Turkish authorities also announced that the country was suspending the European Convention on Human Rights during the state of emergency, which Erdoğan hinted may be extended beyond three months.
Senior EU representatives said that Turkey’s moves against the education system, the judiciary and the media in the wake of the coup attempt were “unacceptable”, the BBC reported, an assessment that IPI shared.
“This week has seen the firing of tens of thousands of people from their jobs, a travel ban on academics, reported detentions of journalists, censorship of publications and websites, and moves to strip journalists of press cards and broadcasters of licenses,” IPI Director of Advocacy and Communications Steven M. Ellis noted. “As authorities move to set aside the rule of law and remove any remaining checks on the president’s power, and as we observe a level of persecution that appears to extend far beyond those actually behind the coup attempt, the citizens of Turkey who resisted the coup are at grave risk of losing the democracy they stood up for.”

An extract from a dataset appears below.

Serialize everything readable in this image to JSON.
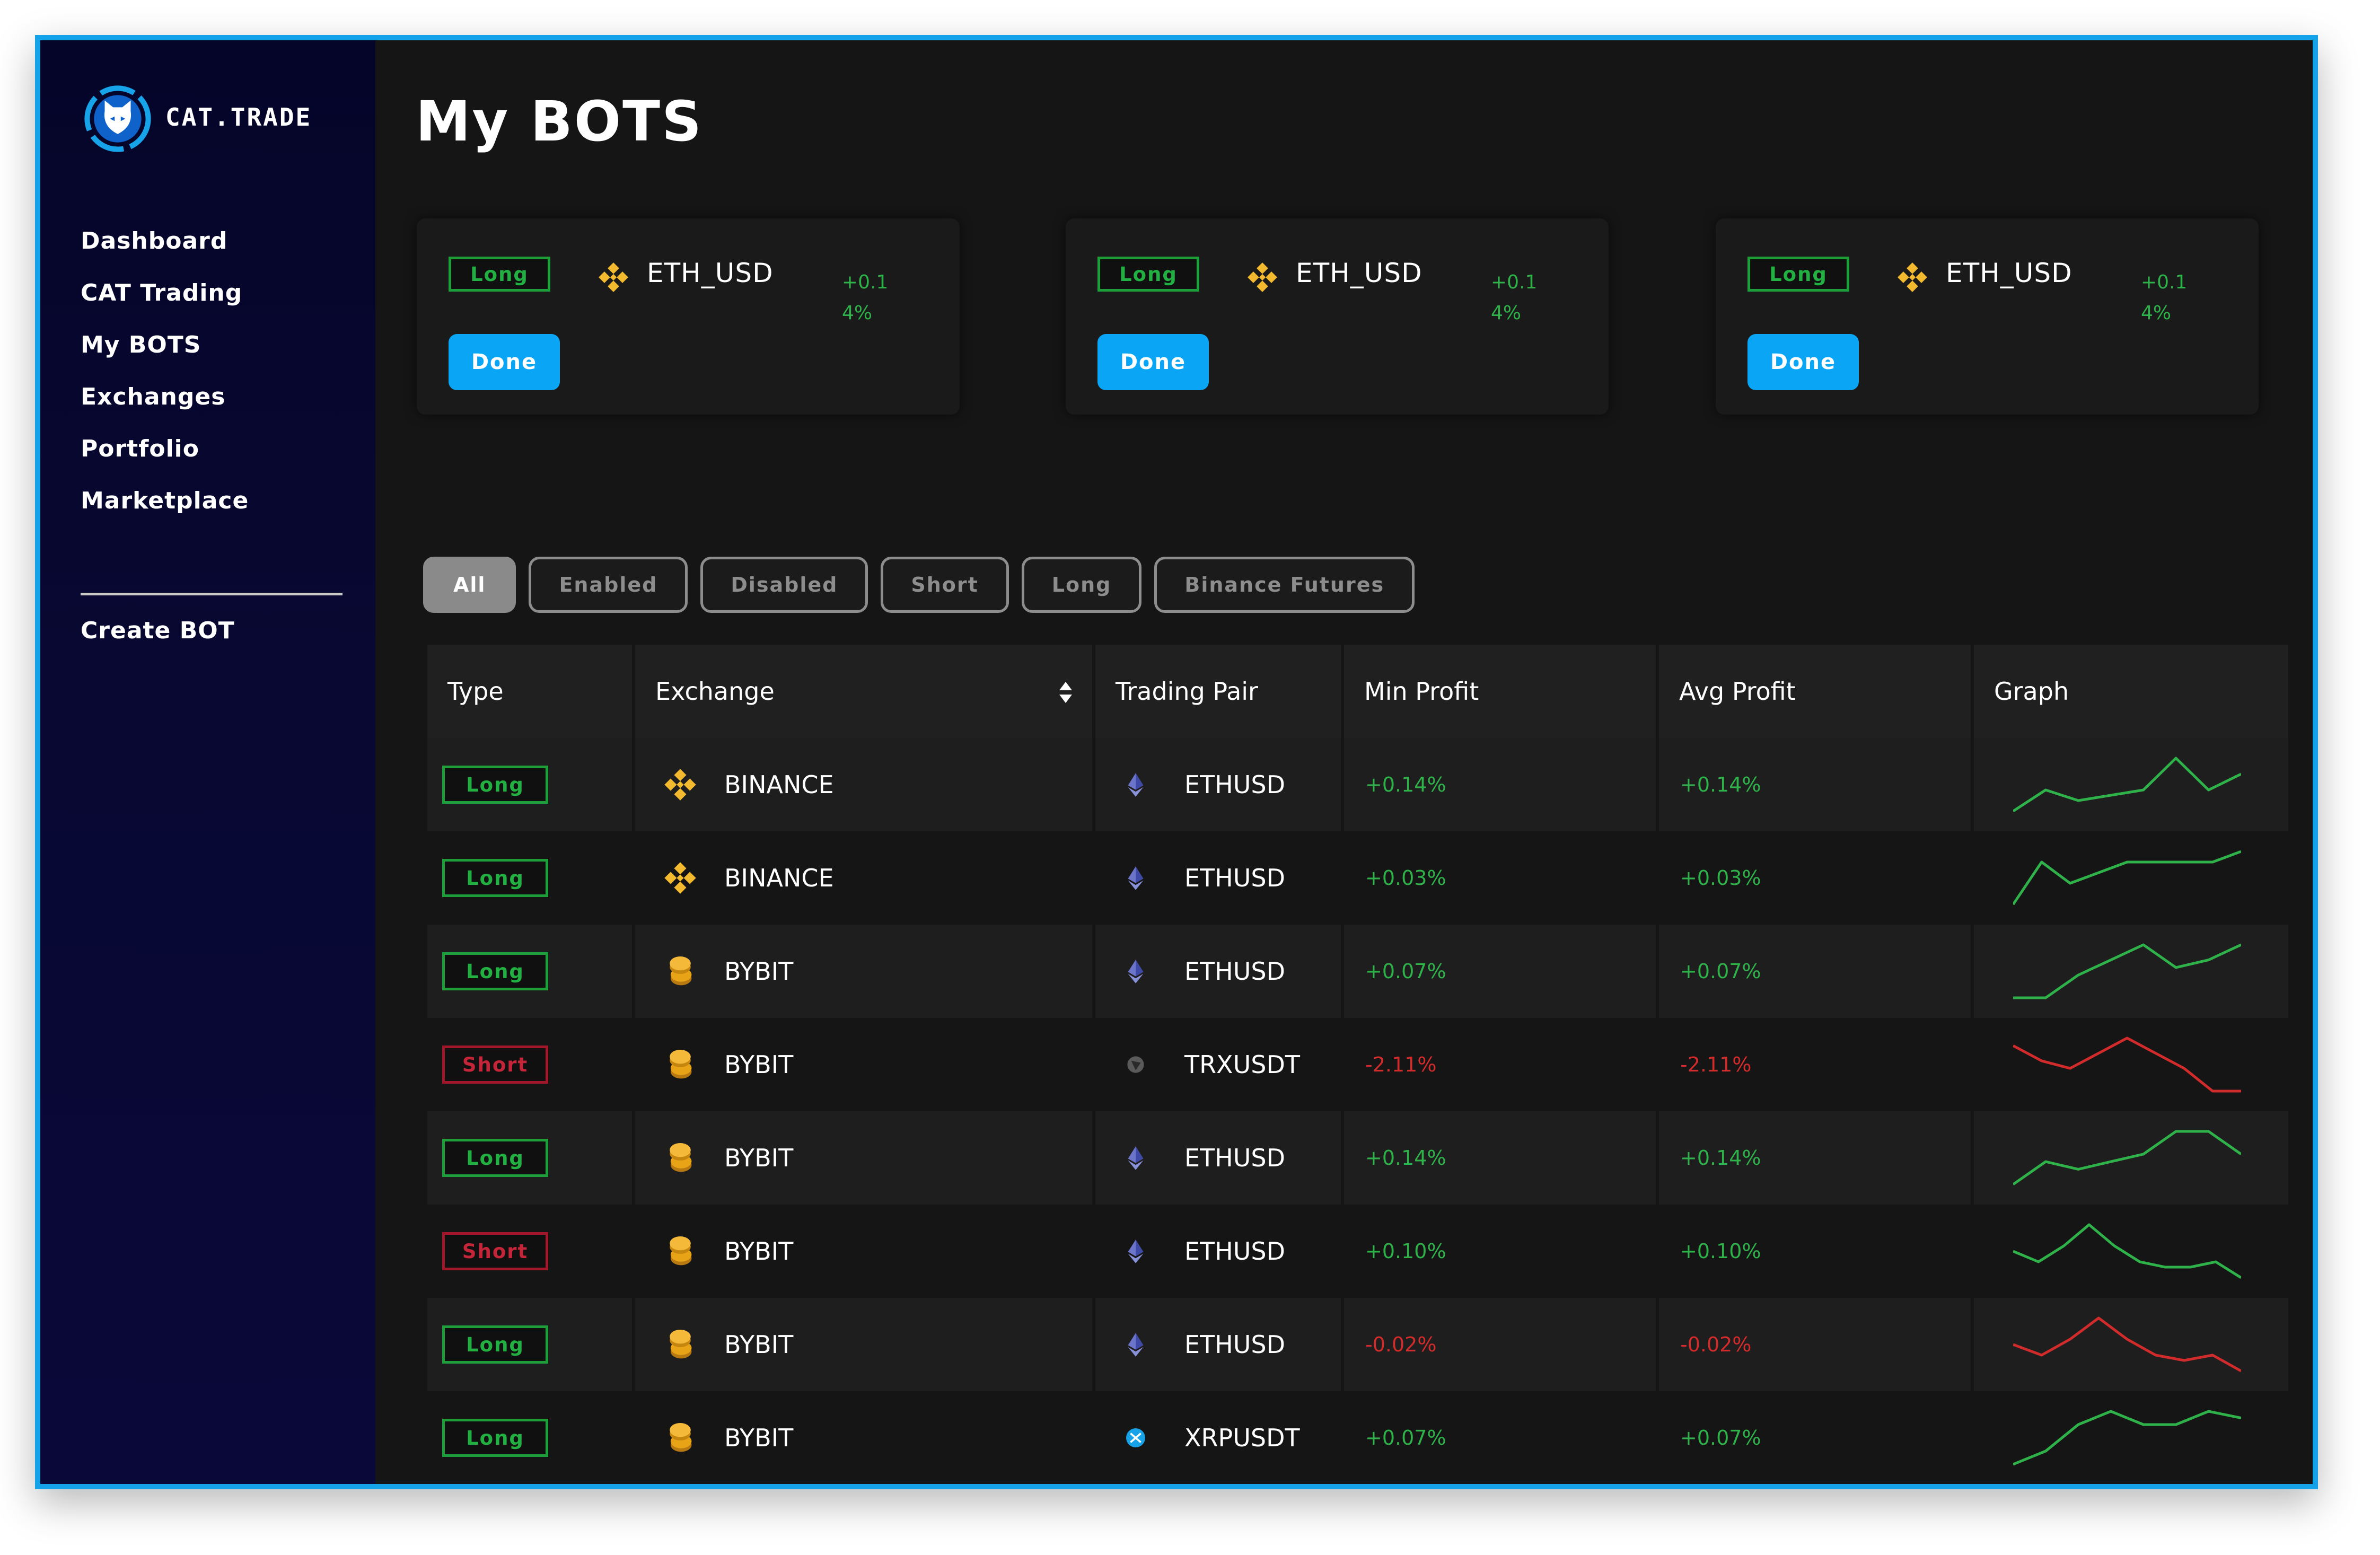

Erdoğan has blamed followers of self-exiled Muslim cleric Fethullah Gülen for the coup attempt, though Gülen himself has denied involvement. Despite failing to produce evidence to back the claim, the president has initiated a wide-ranging purge that has extended beyond the military to target judges, prosecutors, police officers, academics and teachers, among others. According to the Anadolu news agency, more than 10,000 people have been taken into custody.